For the last few years, I’ve been spending a lot of my free time working on side-projects. What I came to realize is that it’s quite important that I plan ahead and work in an organized fashion except for very small projects. Trello is one of my favorite software tools ever, and I’m going to talk about how I manage my current side-project using its free version in this article.
I’ve been learning about web development for a while pretty much from scratch. I’ve gone over numerous guides, tutorials and documentation from various resources, among which I took note of the important and beneficial ones that I believe a beginner will benefit from the most. In this article, I’m going to share them with you as a roadmap that you can follow if you want to become a full-stack web developer in a fun and efficient way.
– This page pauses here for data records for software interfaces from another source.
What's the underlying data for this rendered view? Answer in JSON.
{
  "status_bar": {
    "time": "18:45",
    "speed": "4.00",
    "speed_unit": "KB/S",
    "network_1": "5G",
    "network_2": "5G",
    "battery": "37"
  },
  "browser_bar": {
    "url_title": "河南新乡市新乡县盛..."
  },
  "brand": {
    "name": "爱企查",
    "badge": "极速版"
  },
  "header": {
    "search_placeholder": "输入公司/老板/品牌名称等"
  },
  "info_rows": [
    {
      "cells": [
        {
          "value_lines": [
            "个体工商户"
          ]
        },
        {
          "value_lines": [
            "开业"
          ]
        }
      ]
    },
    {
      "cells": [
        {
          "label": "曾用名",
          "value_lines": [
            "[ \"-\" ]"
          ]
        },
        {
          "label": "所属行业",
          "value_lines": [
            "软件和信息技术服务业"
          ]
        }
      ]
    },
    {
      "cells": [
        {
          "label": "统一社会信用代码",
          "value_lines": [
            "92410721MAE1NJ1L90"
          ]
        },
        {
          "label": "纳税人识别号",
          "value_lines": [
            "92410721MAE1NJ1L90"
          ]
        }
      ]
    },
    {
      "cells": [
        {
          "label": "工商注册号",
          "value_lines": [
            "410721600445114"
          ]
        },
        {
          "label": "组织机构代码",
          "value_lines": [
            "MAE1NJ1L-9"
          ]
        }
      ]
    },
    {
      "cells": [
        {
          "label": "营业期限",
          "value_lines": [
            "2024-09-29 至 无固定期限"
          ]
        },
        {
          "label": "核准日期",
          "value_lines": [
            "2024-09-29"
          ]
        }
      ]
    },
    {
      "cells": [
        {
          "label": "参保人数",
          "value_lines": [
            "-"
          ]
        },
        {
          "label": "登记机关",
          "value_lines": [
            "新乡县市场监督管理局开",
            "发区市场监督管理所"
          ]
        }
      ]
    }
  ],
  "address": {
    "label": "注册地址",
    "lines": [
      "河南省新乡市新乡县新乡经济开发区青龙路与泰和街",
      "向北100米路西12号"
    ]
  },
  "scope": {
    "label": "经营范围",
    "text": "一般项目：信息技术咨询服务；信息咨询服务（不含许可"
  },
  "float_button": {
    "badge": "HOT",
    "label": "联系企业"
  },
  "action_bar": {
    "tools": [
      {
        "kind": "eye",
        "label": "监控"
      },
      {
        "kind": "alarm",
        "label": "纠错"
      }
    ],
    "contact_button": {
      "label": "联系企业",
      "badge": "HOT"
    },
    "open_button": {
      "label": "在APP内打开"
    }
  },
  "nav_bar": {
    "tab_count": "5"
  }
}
I’ve put together a YouTube Tutorial on building a serverless Firebase application that lets you insert transaction entries into your Google budget spreadsheet just by creating a Trello card from your mobile device. Throughout the the playlist, I demonstrate how to easily create a useful cloud application by wiring together Trello Webhooks, Google Sheets API, Firebase Cloud Firestore and Firebase Cloud Functions.
If you use Google Spreadsheets for personal budget management and also like to get things done from the command line as much as possible, I have some good news for you. I’ve built a CLI app to insert transaction entries in monthly budget spreadsheets with simple commands from CLI. Today I’ll be walking you through the process of building this app.
Today I’m going to walk you through the process of scraping search results from Reddit using Python. We’re going to write a simple program that performs a keyword search and extracts useful information from the search results. Then we’re going to improve our program’s performance by taking advantage of parallel processing.
Hi all, I’ve put together a YouTube video series on developing an Eclipse RCP application in Java to build a chess game with a cool AI algorithm called alpha-beta pruning. You need no prior knowledge on Eclipse RCP to follow along, but a basic understanding of the Java programming language would definitely help.